In the same vein, the President has taken several actions already that misrepresent the costs of Obama-era regulations and ignore the benefits of public safeguards. Most egregiously, he signed an illegal executive order that irrationally and irresponsibly requires the repeal of two regulations for any new one, and which entirely ignores the benefits of such rules in accounting for their impacts.
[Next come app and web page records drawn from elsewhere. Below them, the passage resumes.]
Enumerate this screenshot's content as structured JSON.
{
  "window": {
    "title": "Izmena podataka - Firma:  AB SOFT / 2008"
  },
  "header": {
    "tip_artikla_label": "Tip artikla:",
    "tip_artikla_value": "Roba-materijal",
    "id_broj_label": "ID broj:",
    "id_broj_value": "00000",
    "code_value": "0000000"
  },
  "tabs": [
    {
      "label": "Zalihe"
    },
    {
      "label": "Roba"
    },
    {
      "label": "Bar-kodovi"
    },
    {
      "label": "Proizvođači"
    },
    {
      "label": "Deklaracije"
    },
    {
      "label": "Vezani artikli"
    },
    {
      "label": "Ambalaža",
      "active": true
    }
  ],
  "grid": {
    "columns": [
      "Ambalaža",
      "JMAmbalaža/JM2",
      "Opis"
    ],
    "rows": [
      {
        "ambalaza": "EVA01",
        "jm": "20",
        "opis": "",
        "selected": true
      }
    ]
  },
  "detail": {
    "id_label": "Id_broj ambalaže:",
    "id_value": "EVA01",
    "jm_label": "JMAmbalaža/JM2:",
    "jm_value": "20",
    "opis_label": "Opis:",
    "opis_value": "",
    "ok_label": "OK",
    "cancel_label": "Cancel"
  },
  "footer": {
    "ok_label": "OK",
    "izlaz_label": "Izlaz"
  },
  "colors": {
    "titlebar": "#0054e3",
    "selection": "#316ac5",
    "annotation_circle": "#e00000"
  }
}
Likewise, in signing a bill repealing a Department of Interior rule strengthening requirements for monitoring and preventing pollution of streams harmed by coal mining, the President claimed it “will eliminate another terrible job-killing rule, saving many thousands of American jobs,” when the agency’s actual economic analysis of the rule found that it would lead to a net increase of jobs, and would have insignificant impacts on electricity costs.
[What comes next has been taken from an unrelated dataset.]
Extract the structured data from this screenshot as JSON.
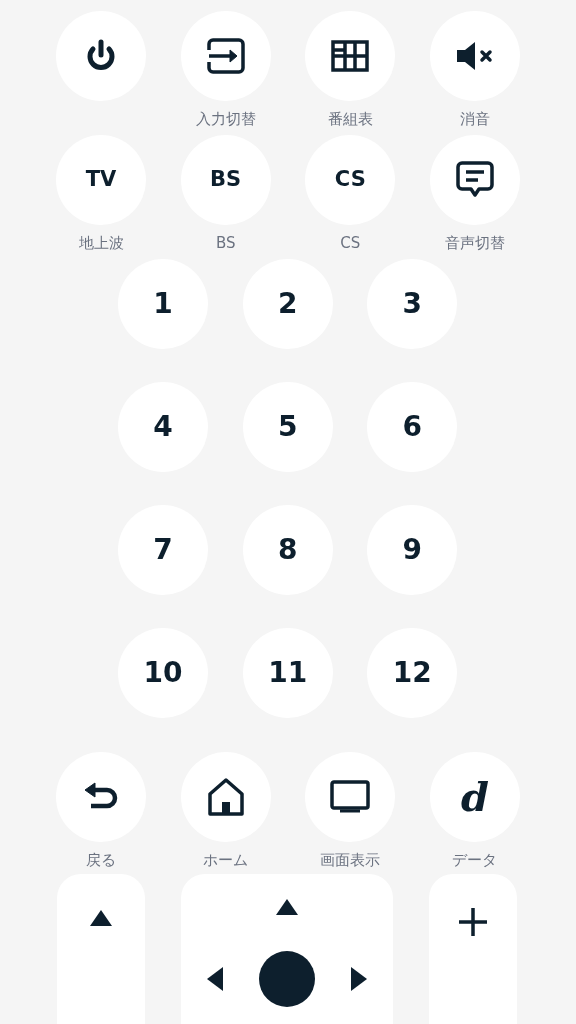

Is there anything else noteworthy about the Executive Order?
Although it’s bad enough that the executive order targets the rule for potential repeal, President Trump’s order contains several additional troubling elements.
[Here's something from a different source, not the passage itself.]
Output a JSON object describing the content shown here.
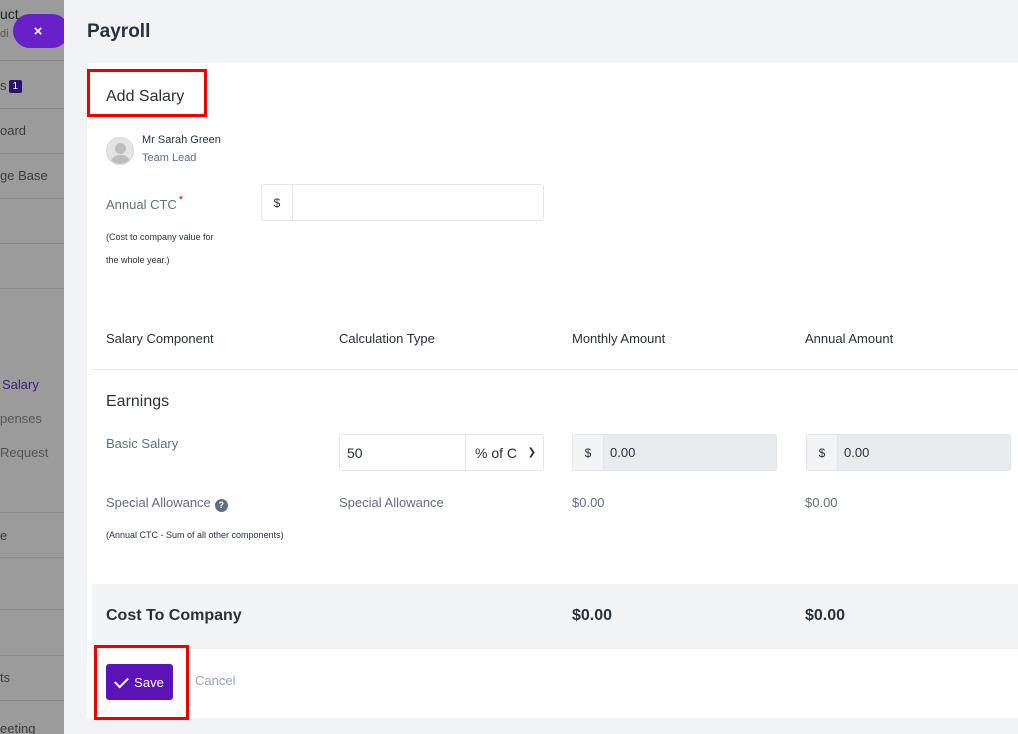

First, the order lays out a policy that “[i]t is in the national interest to ensure that the Nation’s navigable waters are kept free from pollution,” without clarifying what that means for the vast majority of the country’s waterways where a boat can’t float. Water bodies serve critical functions regardless of whether they can be navigated, as many anglers will tell you.
Second, a directive in the order could diminish clean water protections to make them significantly weaker than even the under-protective Bush administration policies. The order tells the agencies to “consider interpreting” the Clean Water Act “in a manner consistent with the opinion of Justice Antonin Scalia” in the most recent Supreme Court case addressing this issue. That opinion, if followed, would disable federal pollution safeguards for streams unless they are “relatively permanent,” and exclude wetlands that don’t have a “continuous surface connection” to other covered waters. The implications of that are astonishing for the roughly 60% of streams that don’t flow year-round, and the countless wetlands – likely the majority of the 110 million acres of wetlands in the continental U.S. – that don’t connect to “relatively permanent” waters. And not only is that an incoherent and unscientific environmental policy, it also doesn’t pass the legal laugh test, as Justice Scalia’s opinion was rejected by a majority of the Supreme Court.
Finally, the order directs EPA and the Corps to propose a rule “rescinding or revising” the Clean Water Rule, which makes it sound like keeping the rule’s protections in place is not an option on the table, and directs the agencies to “notify the Attorney General of the pending review” of the rule so that he “may, as he deems appropriate, inform the court (or courts) of such review and take such measures as he deems appropriate….” Taken together, those orders strike me as a none-too-subtle message: the federal government should do whatever it can to stand down from its defense of the existing rule in the now-pending litigation. That puts the administration at odds with what EPA, the Army Corps, and the Department of Justice told a federal appeals court just last month, when the agencies filed their brief in support of the rule in the U.S. Court of Appeals for the Sixth Circuit. In that litigation, the agencies staunchly defended the rule on the science and the law, saying: “The Clean Water Rule is a carefully tailored response to Supreme Court precedent, peer-reviewed science, and the Agencies’ long experience in implementing the Act.”